Stored records
#####
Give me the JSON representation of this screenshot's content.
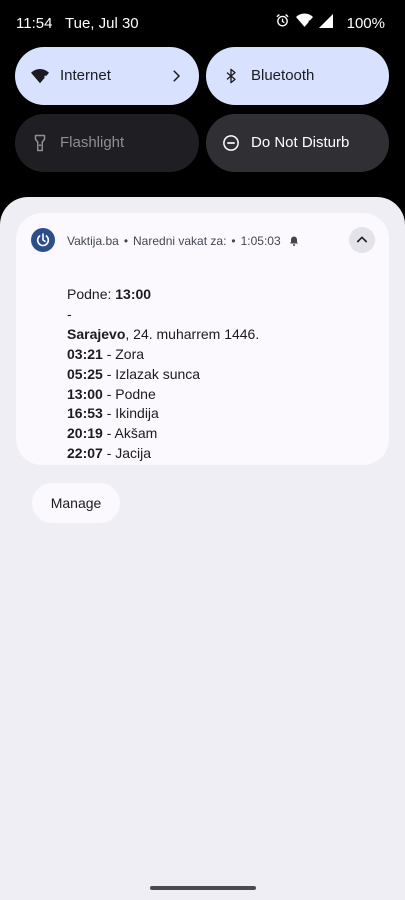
{
  "statusbar": {
    "time": "11:54",
    "date": "Tue, Jul 30",
    "battery": "100%",
    "icons": [
      "alarm-icon",
      "wifi-icon",
      "cell-signal-icon"
    ]
  },
  "quick_tiles": {
    "internet": {
      "label": "Internet",
      "icon": "wifi-icon",
      "state": "on"
    },
    "bluetooth": {
      "label": "Bluetooth",
      "icon": "bluetooth-icon",
      "state": "on"
    },
    "flashlight": {
      "label": "Flashlight",
      "icon": "flashlight-icon",
      "state": "off"
    },
    "dnd": {
      "label": "Do Not Disturb",
      "icon": "dnd-icon",
      "state": "off"
    }
  },
  "notification": {
    "app_name": "Vaktija.ba",
    "title": "Naredni vakat za:",
    "countdown": "1:05:03",
    "line1": {
      "label": "Podne: ",
      "value": "13:00"
    },
    "dash": "-",
    "city": {
      "name": "Sarajevo",
      "rest": ", 24. muharrem 1446."
    },
    "prayers": [
      {
        "time": "03:21",
        "name": " - Zora"
      },
      {
        "time": "05:25",
        "name": " - Izlazak sunca"
      },
      {
        "time": "13:00",
        "name": " - Podne"
      },
      {
        "time": "16:53",
        "name": " - Ikindija"
      },
      {
        "time": "20:19",
        "name": " - Akšam"
      },
      {
        "time": "22:07",
        "name": " - Jacija"
      }
    ]
  },
  "manage_label": "Manage",
  "colors": {
    "tile_on": "#d8e2ff",
    "app_icon": "#2c4f8c",
    "shade": "#efeef5"
  }
}
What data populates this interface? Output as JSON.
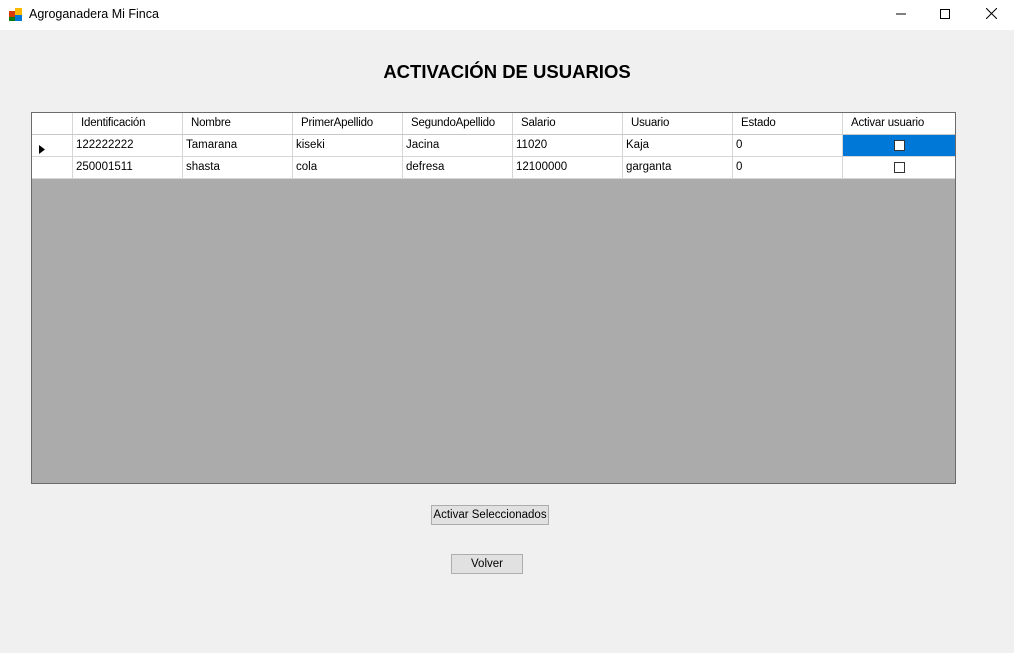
{
  "window": {
    "title": "Agroganadera Mi Finca",
    "controls": {
      "minimize_icon": "minimize-icon",
      "maximize_icon": "maximize-icon",
      "close_icon": "close-icon"
    }
  },
  "page": {
    "heading": "ACTIVACIÓN DE USUARIOS"
  },
  "table": {
    "columns": [
      "Identificación",
      "Nombre",
      "PrimerApellido",
      "SegundoApellido",
      "Salario",
      "Usuario",
      "Estado",
      "Activar usuario"
    ],
    "rows": [
      {
        "identificacion": "122222222",
        "nombre": "Tamarana",
        "primer_apellido": "kiseki",
        "segundo_apellido": "Jacina",
        "salario": "11020",
        "usuario": "Kaja",
        "estado": "0",
        "activar": false,
        "current": true
      },
      {
        "identificacion": "250001511",
        "nombre": "shasta",
        "primer_apellido": "cola",
        "segundo_apellido": "defresa",
        "salario": "12100000",
        "usuario": "garganta",
        "estado": "0",
        "activar": false,
        "current": false
      }
    ],
    "selection_color": "#0078d7"
  },
  "buttons": {
    "activate_selected": "Activar Seleccionados",
    "back": "Volver"
  }
}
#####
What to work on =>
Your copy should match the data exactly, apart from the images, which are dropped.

Solution to the exercise =>
Give me the JSON representation of this screenshot's content.
{
  "statusbar": {
    "time": "11:54",
    "date": "Tue, Jul 30",
    "battery": "100%",
    "icons": [
      "alarm-icon",
      "wifi-icon",
      "cell-signal-icon"
    ]
  },
  "quick_tiles": {
    "internet": {
      "label": "Internet",
      "icon": "wifi-icon",
      "state": "on"
    },
    "bluetooth": {
      "label": "Bluetooth",
      "icon": "bluetooth-icon",
      "state": "on"
    },
    "flashlight": {
      "label": "Flashlight",
      "icon": "flashlight-icon",
      "state": "off"
    },
    "dnd": {
      "label": "Do Not Disturb",
      "icon": "dnd-icon",
      "state": "off"
    }
  },
  "notification": {
    "app_name": "Vaktija.ba",
    "title": "Naredni vakat za:",
    "countdown": "1:05:03",
    "line1": {
      "label": "Podne: ",
      "value": "13:00"
    },
    "dash": "-",
    "city": {
      "name": "Sarajevo",
      "rest": ", 24. muharrem 1446."
    },
    "prayers": [
      {
        "time": "03:21",
        "name": " - Zora"
      },
      {
        "time": "05:25",
        "name": " - Izlazak sunca"
      },
      {
        "time": "13:00",
        "name": " - Podne"
      },
      {
        "time": "16:53",
        "name": " - Ikindija"
      },
      {
        "time": "20:19",
        "name": " - Akšam"
      },
      {
        "time": "22:07",
        "name": " - Jacija"
      }
    ]
  },
  "manage_label": "Manage",
  "colors": {
    "tile_on": "#d8e2ff",
    "app_icon": "#2c4f8c",
    "shade": "#efeef5"
  }
}
What data populates this interface? Output as JSON.
{
  "window": {
    "title": "Agroganadera Mi Finca",
    "controls": {
      "minimize_icon": "minimize-icon",
      "maximize_icon": "maximize-icon",
      "close_icon": "close-icon"
    }
  },
  "page": {
    "heading": "ACTIVACIÓN DE USUARIOS"
  },
  "table": {
    "columns": [
      "Identificación",
      "Nombre",
      "PrimerApellido",
      "SegundoApellido",
      "Salario",
      "Usuario",
      "Estado",
      "Activar usuario"
    ],
    "rows": [
      {
        "identificacion": "122222222",
        "nombre": "Tamarana",
        "primer_apellido": "kiseki",
        "segundo_apellido": "Jacina",
        "salario": "11020",
        "usuario": "Kaja",
        "estado": "0",
        "activar": false,
        "current": true
      },
      {
        "identificacion": "250001511",
        "nombre": "shasta",
        "primer_apellido": "cola",
        "segundo_apellido": "defresa",
        "salario": "12100000",
        "usuario": "garganta",
        "estado": "0",
        "activar": false,
        "current": false
      }
    ],
    "selection_color": "#0078d7"
  },
  "buttons": {
    "activate_selected": "Activar Seleccionados",
    "back": "Volver"
  }
}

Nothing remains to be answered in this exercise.